## EXERCISE DESCRIPTION
Select and copy out every line in the records containing "tools".

AVAILABLE DATA START

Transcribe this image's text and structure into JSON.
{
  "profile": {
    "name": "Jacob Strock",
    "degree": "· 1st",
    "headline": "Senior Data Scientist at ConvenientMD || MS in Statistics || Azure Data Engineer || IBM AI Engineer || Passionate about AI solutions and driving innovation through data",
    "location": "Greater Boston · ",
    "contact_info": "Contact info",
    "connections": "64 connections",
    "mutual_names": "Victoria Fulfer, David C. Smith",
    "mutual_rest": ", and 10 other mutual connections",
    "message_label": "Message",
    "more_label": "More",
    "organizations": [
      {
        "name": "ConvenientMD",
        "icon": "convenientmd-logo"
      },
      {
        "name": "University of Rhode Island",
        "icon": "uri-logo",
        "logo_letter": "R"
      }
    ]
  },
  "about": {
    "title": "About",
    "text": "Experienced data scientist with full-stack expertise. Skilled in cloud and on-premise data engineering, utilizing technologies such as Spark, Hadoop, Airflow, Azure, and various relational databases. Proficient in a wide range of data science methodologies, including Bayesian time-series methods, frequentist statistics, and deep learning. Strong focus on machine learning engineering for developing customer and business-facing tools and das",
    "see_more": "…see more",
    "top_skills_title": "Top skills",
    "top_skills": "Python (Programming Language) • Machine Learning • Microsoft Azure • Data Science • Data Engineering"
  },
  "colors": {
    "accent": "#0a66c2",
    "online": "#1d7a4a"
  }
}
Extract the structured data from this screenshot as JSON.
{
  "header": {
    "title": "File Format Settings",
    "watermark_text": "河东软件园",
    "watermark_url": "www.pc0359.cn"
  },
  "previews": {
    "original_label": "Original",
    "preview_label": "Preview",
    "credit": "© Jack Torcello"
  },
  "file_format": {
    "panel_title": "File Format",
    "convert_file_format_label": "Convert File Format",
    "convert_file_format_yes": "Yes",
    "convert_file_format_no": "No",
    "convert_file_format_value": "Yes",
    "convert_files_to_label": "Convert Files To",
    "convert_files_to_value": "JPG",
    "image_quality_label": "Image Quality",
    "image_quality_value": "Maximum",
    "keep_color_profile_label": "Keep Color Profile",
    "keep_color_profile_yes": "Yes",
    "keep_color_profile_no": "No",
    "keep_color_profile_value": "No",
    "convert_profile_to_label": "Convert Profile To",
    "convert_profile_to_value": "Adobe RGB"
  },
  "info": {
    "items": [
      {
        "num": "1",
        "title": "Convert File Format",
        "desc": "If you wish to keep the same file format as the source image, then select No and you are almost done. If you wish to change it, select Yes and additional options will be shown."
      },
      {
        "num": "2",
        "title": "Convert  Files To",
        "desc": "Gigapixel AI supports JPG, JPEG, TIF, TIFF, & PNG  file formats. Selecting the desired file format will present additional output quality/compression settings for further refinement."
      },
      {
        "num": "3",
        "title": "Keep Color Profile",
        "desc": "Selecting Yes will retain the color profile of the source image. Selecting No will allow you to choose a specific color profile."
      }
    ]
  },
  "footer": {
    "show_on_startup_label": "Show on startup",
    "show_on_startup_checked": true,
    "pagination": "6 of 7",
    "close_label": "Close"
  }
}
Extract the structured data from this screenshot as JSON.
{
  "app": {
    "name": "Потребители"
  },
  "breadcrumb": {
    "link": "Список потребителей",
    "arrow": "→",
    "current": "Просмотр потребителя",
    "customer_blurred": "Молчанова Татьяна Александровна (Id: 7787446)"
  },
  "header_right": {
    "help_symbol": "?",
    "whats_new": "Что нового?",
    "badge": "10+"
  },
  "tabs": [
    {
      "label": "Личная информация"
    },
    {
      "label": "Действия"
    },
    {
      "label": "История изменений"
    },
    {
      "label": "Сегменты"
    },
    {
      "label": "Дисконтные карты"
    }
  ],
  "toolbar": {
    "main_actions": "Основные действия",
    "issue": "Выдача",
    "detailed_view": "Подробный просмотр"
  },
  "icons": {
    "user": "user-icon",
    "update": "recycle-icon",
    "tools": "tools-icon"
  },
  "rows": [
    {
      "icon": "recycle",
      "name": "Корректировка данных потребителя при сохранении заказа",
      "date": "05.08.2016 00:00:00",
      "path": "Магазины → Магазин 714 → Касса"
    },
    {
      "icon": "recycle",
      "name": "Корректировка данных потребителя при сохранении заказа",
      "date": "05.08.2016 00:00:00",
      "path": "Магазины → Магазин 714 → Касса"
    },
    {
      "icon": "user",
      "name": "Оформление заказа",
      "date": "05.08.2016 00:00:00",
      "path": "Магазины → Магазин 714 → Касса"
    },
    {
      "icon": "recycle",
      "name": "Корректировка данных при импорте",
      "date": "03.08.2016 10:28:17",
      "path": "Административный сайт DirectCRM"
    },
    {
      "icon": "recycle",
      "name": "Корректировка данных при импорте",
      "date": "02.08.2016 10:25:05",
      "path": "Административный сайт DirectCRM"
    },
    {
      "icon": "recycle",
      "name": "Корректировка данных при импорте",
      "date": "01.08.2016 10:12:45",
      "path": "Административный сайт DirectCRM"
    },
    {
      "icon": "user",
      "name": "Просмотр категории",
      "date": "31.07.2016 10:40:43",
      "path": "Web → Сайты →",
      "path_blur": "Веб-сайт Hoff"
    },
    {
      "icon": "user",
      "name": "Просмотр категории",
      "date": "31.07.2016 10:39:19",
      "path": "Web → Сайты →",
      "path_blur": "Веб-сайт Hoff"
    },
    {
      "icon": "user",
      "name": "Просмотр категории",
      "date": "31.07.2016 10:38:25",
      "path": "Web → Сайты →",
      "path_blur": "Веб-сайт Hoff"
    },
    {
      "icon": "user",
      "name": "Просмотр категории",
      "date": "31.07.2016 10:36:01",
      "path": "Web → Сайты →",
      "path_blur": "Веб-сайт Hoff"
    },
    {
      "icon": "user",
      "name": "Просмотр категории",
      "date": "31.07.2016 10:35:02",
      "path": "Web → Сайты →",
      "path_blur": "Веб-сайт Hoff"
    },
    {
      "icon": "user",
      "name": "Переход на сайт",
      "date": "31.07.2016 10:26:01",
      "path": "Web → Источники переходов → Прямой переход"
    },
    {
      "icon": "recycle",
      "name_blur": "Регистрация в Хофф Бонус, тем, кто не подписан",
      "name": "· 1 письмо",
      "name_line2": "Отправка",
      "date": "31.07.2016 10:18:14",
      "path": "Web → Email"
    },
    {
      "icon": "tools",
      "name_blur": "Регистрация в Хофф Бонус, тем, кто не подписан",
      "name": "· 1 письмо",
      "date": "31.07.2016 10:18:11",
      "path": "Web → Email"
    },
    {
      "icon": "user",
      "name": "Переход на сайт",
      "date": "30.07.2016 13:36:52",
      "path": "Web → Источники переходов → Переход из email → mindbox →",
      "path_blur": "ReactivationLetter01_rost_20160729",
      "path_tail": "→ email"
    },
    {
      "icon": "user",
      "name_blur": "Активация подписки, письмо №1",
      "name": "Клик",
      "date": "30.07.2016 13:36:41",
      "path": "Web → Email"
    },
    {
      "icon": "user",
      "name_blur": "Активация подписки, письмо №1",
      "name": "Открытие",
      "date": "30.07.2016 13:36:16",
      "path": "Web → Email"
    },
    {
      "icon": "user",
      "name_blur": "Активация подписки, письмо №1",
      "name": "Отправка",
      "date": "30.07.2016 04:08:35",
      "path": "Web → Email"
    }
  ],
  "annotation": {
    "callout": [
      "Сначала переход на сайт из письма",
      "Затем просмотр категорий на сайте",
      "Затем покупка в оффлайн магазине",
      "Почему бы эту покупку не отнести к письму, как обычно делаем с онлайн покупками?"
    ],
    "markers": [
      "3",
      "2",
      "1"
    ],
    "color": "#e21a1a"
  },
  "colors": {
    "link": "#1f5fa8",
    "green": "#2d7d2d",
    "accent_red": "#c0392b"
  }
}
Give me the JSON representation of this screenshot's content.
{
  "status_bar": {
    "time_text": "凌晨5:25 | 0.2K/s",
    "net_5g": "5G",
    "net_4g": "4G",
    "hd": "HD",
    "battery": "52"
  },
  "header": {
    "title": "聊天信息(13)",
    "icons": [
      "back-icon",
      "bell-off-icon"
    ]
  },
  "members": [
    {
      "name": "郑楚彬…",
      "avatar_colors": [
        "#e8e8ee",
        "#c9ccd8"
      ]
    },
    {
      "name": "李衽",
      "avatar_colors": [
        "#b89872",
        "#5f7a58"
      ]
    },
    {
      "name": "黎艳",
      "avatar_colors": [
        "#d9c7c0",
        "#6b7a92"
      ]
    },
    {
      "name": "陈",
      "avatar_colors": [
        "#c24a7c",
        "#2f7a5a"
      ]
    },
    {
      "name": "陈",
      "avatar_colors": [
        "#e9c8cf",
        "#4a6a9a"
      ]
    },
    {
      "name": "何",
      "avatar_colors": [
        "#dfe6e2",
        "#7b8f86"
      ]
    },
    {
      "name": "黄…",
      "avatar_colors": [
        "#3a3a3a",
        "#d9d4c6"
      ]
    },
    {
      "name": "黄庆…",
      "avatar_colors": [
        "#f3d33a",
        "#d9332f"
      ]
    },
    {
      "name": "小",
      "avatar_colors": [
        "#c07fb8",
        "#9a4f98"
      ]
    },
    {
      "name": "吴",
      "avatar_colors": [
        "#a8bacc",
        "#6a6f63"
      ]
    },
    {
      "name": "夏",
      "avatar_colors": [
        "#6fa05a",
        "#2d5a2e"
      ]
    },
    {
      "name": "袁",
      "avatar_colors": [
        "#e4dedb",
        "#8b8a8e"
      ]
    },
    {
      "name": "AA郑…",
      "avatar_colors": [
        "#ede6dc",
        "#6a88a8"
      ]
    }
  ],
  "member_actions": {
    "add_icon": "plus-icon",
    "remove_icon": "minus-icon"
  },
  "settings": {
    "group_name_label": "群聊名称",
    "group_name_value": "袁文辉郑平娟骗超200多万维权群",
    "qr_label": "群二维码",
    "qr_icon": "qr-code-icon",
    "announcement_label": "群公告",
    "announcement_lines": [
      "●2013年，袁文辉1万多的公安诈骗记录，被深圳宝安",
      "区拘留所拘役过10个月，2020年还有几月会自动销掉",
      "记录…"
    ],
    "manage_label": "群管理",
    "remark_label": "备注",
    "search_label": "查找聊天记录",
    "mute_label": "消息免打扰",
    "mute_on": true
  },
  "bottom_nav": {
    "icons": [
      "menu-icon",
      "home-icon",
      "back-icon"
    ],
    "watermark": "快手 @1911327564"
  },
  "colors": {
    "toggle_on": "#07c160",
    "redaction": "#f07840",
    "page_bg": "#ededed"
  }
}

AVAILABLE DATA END

## RESPONSE TO THE TASK
    "text": "Experienced data scientist with full-stack expertise. Skilled in cloud and on-premise data engineering, utilizing technologies such as Spark, Hadoop, Airflow, Azure, and various relational databases. Proficient in a wide range of data science methodologies, including Bayesian time-series methods, frequentist statistics, and deep learning. Strong focus on machine learning engineering for developing customer and business-facing tools and das",
    "tools": "tools-icon"
      "icon": "tools",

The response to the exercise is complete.